  4. Loans and promissory notes. Outstanding loans or promissory notes from children, or trusts for children that were created in prior years, can be forgiven in 2012 using the gift tax exemption.
  5. Irrevocable life insurance trusts. Trusts holding life insurance policies (ILITS) can be given additional cash assets to provide for future premium payments by the ILIT trustee. Irrevocable trusts holding life insurance policies, if properly maintained, can pass insurance proceeds free of estate tax to the next generation and beyond.
  6. Intra-family loans. Interest rates are at historically low rates. This enables intra-family loans at very attractive rates. A loan at a low interest rate to a trust can be a good way to permit the trust to make investments yielding returns well in excess of the annual interest due. The so-called “spread” inures to the benefit of the trust and its beneficiaries. For example, the long-term Applicable Federal Rate (for a more than 9-year loan) in December 2012 is 2.4  percent.
  7. GRATS. A GRAT is a grantor retained annuity trust in which the grantor retains the interest for a number of years (usually 2 to 4 years), with the remainder interest passing to designated remainder beneficiaries at the end of the term. The gift to the remainder beneficiaries is calculated by reducing the value of property gifted to the GRAT by the value of the grantor’s retained interest (using IRS tables). The goal is for the gifted property to increase in value — which value inures to the benefit of the named remainder beneficiaries. The key to the GRAT is that the grantor survive the term so that the property passes to the remainder beneficiaries during the grantor’s lifetime. A GRAT formed in 2012 will fall under the current rules; if the minimum term of new GRATS created in 2013 is extended by statute, the use of the GRAT technique and its gift tax advantage will diminish or disappear.
  8. Spousal Lifetime Access Trusts (SLATS). A SLAT is an irrevocable trust that one spouse establishes for the primary benefit of the other spouse.
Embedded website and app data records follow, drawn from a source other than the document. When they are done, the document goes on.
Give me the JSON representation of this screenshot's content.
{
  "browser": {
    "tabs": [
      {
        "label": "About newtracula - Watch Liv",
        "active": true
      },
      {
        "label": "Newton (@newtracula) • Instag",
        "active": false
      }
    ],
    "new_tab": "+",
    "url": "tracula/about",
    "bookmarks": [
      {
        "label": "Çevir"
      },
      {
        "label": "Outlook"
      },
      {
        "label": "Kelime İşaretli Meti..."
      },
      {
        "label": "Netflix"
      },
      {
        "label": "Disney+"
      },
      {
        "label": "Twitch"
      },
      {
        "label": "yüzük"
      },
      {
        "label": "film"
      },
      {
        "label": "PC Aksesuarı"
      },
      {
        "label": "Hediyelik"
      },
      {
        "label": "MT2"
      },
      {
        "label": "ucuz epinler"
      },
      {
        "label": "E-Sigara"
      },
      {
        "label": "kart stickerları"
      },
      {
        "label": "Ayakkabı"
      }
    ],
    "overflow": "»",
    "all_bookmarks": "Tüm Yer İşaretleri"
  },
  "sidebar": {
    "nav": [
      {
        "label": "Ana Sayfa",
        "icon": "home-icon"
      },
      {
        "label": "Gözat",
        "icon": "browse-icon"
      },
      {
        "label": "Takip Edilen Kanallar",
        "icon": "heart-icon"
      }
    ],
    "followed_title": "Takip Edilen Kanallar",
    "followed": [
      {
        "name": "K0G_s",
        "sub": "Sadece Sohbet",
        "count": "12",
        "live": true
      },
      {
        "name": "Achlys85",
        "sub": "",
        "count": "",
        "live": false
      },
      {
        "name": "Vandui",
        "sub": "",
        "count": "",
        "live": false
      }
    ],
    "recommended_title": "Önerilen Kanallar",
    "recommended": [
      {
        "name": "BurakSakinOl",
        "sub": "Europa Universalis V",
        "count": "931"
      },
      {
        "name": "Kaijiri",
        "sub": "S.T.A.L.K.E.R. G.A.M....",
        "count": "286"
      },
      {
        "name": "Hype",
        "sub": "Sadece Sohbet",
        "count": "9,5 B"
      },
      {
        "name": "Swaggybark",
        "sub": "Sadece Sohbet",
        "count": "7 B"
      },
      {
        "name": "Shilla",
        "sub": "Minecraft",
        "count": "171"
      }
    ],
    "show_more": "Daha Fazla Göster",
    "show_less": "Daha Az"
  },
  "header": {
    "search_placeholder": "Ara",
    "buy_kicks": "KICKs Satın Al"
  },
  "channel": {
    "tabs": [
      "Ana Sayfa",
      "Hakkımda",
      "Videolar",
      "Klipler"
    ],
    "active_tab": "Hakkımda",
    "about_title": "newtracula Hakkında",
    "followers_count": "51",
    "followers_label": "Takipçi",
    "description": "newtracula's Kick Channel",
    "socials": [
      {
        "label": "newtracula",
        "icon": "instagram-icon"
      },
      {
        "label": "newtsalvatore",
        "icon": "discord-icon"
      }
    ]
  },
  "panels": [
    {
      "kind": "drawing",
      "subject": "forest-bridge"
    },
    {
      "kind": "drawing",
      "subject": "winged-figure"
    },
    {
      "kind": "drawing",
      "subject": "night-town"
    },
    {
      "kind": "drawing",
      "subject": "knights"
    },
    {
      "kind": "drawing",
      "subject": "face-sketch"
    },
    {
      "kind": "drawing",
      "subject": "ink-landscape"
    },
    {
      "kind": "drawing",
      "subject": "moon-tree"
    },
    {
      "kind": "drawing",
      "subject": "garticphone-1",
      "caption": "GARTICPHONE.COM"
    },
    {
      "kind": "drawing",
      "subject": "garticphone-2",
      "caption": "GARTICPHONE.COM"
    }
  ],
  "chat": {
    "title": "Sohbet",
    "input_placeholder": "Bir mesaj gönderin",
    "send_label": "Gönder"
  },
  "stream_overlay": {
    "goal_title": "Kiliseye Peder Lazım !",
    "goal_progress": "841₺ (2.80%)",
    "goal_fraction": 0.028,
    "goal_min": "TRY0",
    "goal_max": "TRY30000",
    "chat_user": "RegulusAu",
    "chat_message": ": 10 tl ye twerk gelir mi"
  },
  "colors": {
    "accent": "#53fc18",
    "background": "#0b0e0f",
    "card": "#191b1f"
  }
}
In California, a SLAT would need to be established with the donor spouse’s separate property rather than community property. If such a situation exists, the assets of the SLAT are removed from the estate of both spouses. SLAT assets available to the beneficiary spouse during his/her lifetime can ultimately be distributed to children and grandchildren without further estate, gift or GST tax.

We want to remind clients that each of these planning techniques takes time to analyze and structure, as each family situation and gift opportunity is unique. It is still possible to create some of these structures in December. Please contact Miriam Golbert or Barry Fink for further details and analysis.